  7. ^ a b Bernet, W (2008). "Parental Alienation Disorder and DSM-V". The American Journal of Family Therapy 36 (5): 349–366. doi:10.1080/01926180802405513. 
  8. ^ a b c d e f g Bow, JN; Gould JW; Flens JR (2009). "Examining Parental Alienation in Child Custody Cases: A Survey of Mental Health and Legal Professionals". The American Journal of Family Therapy 37 (2): 127–145. doi:10.1080/01926180801960658. 
  9. ^ Agllias, K. (2013). Family Estrangement
  10. ^ Twenge, J. (2008). Egos Inflating Over Time: A Cross-Temporal Meta-Analysis of the Narcissistic Personality Inventory.
  11. ^ Jaffe, PG; Lemon NKD; Poisson SE (2002). Child Custody & Domestic Violence. SAGE Publications. pp. 52–54. ISBN 978-0-7619-1826-4. 
  12. ^ Ackerman MJ (2001). Clinician's guide to child custody evaluations. New York: John Wiley & Sons. pp. 73–82. ISBN 0-471-39260-X. 
  13. ^ Waldron, KH; Joanis DE (1996). "Understanding and Collaboratively Treating Parental Alienation Syndrome". American Journal of Family Law 10: 121–133. 
  14. ^ Sparta, SN; Koocher GP (2006). Forensic Mental Health Assessment of Children and Adolescents. Oxford University Press. pp. 83, 219–221. ISBN 978-0-19-514584-7. 
  15. ^ Hands, A. J. & Warshak, R. A. (2011). Parental Alienation Among College Students. The American Journal of Family Therapy, 39, 431-443.
  16. ^ Rotstein, Gary (February 15, 2010). "Mental health professionals getting update on definitions". Pittsburgh Post-Gazette. Retrieved 2010-03-02. 
  17. ^ "American Psychiatric Association Board of Trustees Approves DSM-5-Diagnostic manual passes major milestone before May 2013 publication". American Psychiatric Association. 1 December 2012. 
  18. ^ Kay, B. (2013). Barbara Kay: Teaching children to hate the ex. National Post, May 23, 2013.
  19. ^ Franklin, R. (2013). Limited Definition of parental alientation syndome included in the DSM-V. National Parent's Organization, May 26, 2013.
  20. ^ Lorandos, D., W. Bernet and S.R. Sauber (2013). Overview of Parental Alienation.
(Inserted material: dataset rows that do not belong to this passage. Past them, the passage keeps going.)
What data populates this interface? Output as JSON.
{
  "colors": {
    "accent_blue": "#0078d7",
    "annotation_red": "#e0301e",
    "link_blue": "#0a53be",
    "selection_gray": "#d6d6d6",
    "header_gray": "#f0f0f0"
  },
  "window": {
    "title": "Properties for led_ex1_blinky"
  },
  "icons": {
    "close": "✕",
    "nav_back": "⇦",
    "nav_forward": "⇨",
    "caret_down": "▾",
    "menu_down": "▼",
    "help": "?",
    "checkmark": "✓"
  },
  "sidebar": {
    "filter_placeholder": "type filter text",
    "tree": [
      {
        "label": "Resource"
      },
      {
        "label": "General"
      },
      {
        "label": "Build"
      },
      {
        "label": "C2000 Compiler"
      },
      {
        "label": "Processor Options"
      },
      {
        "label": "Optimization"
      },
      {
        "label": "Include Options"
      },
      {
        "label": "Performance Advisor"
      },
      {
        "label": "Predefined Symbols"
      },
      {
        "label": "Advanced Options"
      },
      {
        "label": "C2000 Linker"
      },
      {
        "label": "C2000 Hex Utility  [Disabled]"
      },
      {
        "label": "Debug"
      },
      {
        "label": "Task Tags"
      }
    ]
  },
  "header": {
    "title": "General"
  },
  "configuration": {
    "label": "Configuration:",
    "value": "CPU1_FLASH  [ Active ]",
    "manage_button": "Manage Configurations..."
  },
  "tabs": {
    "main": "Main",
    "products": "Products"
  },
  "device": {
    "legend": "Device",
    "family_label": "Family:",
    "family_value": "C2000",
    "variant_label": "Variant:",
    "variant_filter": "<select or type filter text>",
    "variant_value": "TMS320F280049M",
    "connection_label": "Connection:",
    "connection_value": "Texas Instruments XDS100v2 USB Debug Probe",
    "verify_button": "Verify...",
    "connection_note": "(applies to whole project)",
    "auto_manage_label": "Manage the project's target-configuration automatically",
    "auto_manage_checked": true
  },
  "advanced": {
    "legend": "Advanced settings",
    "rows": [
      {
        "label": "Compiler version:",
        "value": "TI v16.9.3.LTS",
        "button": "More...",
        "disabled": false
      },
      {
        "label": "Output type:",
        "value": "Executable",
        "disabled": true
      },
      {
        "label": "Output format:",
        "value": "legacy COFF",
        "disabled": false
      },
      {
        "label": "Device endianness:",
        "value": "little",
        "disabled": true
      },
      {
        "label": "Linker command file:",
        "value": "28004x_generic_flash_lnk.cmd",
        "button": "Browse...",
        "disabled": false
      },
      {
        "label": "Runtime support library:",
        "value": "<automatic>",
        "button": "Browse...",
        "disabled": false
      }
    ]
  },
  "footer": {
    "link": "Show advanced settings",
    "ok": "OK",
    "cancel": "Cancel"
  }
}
In Lorandos, D., W. Bernet and S.R. Sauber (2013) Parental alienation. The Handbook for Mental Health and Legal Professionals. Charles C Thomas, Springfield.